I've been totally stuck. Not just a temporary writer's block but a complete concrete wall stall. I have four or five topics started and none finished! I guess intimidation snuck in. I don't consider myself easily intimidated, especially on the professional front. I've gained a lot of confidence and fearlessness over the years by taking risks, going outside my comfort zone and feeling the rush of an expanded zone. The good news is that people see you as human when you put out content that's not written perfectly and may have a mistake or two. I'm going to remember that. Better 90% good enough than not at all. Don't let 10% wrong intimidate you!
So, let's get back to it. Get going with a few lines. Then one line will inspire the next.
My radio station commented that "Comparison is the killer of joy" and then added "Facebook is the king of comparison." They were talking about people wanting what others have - certain house etc, then making the point about Facebook prompting constant comparison and the dark side of it, which we've been hearing a lot about lately.

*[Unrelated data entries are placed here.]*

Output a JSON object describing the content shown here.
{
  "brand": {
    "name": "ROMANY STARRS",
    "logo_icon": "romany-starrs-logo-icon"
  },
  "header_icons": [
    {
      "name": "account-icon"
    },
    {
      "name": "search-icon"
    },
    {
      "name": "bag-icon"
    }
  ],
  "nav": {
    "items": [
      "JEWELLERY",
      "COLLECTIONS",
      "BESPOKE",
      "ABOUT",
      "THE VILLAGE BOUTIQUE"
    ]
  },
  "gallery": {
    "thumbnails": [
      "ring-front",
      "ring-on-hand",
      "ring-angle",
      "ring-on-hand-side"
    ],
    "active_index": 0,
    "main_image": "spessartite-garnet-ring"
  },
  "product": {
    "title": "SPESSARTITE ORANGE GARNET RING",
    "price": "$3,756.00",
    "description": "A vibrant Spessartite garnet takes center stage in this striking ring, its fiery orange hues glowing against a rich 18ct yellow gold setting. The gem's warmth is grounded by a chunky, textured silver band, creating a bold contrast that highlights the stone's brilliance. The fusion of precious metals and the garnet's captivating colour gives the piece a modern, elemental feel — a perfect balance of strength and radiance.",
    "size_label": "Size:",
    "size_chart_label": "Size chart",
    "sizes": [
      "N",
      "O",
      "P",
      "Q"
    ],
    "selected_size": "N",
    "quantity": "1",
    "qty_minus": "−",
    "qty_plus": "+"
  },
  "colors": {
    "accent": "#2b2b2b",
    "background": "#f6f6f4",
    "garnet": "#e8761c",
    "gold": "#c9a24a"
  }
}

Is comparison good or bad or depends?
The world is competitive. Work is competitive. We need ways to compare and be inspired by others. It's unbelievable to watch ironman world champion competitors race with what appears to be grace and ease while knowing it's an immense mental struggle piled on to the physical demands. And be inspired by the winner who said, "I never suffered so much."

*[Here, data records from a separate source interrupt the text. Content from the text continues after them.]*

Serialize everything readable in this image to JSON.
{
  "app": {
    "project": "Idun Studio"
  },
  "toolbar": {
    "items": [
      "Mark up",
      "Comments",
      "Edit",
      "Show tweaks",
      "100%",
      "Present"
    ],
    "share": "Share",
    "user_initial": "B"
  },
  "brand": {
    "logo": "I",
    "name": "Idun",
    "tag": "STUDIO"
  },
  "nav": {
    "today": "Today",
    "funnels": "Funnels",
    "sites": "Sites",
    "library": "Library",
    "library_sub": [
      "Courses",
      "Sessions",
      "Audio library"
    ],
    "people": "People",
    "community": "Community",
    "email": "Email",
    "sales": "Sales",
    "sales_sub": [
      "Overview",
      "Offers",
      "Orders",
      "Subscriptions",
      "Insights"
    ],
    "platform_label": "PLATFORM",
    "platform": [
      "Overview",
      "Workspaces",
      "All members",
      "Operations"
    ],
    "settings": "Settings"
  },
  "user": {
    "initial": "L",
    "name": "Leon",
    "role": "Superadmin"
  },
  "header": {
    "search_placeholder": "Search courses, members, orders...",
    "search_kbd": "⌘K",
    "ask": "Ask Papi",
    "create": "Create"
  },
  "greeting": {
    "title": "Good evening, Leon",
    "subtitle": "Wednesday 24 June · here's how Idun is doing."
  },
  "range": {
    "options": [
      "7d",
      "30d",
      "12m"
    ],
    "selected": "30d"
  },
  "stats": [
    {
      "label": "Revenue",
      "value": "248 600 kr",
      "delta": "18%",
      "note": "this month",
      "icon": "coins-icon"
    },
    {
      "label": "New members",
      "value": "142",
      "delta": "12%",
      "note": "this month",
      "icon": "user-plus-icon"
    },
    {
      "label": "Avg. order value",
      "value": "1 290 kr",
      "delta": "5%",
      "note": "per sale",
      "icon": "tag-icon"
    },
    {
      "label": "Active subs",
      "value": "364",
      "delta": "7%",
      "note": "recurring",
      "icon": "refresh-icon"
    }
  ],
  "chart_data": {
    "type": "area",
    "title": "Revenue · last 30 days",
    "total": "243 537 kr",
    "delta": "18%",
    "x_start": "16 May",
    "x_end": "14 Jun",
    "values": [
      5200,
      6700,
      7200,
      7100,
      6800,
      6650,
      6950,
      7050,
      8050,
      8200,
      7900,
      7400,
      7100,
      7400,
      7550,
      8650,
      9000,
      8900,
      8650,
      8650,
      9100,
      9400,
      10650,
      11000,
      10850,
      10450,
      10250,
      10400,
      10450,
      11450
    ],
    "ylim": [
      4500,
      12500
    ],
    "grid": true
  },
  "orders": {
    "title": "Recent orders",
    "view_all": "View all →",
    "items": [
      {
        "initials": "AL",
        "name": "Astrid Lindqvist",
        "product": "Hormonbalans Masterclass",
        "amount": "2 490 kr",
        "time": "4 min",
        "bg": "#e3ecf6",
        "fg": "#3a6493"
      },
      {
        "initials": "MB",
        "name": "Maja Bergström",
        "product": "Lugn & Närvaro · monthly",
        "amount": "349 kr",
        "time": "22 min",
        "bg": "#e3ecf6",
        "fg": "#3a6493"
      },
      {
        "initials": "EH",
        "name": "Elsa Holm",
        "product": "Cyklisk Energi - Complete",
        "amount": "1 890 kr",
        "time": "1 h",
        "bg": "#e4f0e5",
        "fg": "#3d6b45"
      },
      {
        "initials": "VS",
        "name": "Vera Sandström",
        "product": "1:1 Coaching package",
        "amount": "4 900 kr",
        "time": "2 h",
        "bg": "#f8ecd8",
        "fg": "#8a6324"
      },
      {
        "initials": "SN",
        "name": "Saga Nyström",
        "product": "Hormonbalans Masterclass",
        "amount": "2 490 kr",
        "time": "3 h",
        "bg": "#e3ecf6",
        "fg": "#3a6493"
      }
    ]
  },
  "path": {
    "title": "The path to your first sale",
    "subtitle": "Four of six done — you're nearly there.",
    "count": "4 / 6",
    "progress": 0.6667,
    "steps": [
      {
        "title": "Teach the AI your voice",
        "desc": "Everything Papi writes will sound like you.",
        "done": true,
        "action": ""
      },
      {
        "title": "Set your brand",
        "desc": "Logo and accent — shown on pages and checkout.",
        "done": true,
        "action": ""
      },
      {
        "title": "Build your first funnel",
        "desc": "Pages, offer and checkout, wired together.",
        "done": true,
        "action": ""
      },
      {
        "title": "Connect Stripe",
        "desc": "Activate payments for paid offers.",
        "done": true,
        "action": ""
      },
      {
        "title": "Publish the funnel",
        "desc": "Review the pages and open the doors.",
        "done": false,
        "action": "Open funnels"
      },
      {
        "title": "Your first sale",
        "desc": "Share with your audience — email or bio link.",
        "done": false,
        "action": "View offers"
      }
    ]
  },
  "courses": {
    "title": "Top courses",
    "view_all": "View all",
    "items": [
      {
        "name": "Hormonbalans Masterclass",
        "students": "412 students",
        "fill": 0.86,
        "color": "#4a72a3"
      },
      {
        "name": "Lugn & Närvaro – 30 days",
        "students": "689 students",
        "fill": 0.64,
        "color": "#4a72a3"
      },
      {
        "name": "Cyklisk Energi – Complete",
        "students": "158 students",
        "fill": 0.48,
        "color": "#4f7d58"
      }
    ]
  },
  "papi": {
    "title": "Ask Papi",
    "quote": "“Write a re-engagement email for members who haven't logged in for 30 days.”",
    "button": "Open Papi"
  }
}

There's a fine line between inspiration and intimidation.
I have to work hard in my casual-but-committed sports of swimming, biking and running to pay attention ONLY to MY goals. I managed some training gains and unexpected individual sport gains last year. But racing? A bust if I just look at total time.
I crossed the line into intimidation. It is a race, isn't it? Yes it is. I must stop watching the others and start focusing on me. On my specific definition of success. And I'm going to start logging the very specific little gains that are worth happiness and gratitude to build on. It's a bit easier to do after coming back from an injury. An injury causes you to re-set. Appreciate gains. If you've felt down (mental "injury" counts) or just stuck, think about a serious re-set.
An overwhelming number of authors and people in conversation swear that meditation will improve focus . Improved focus will help you achieve goals and be happy(ier) with results. 5- 10 minutes per day. Do-able.
What will you do in your personal and work life to stay focused? Can you proactively communication with your boss to make sure you're on the same page about what you need to accomplish for success? Keep calm(er) and truly carry on.
I've asked a number of people what they plan to START doing and STOP doing next year. More to come on their responses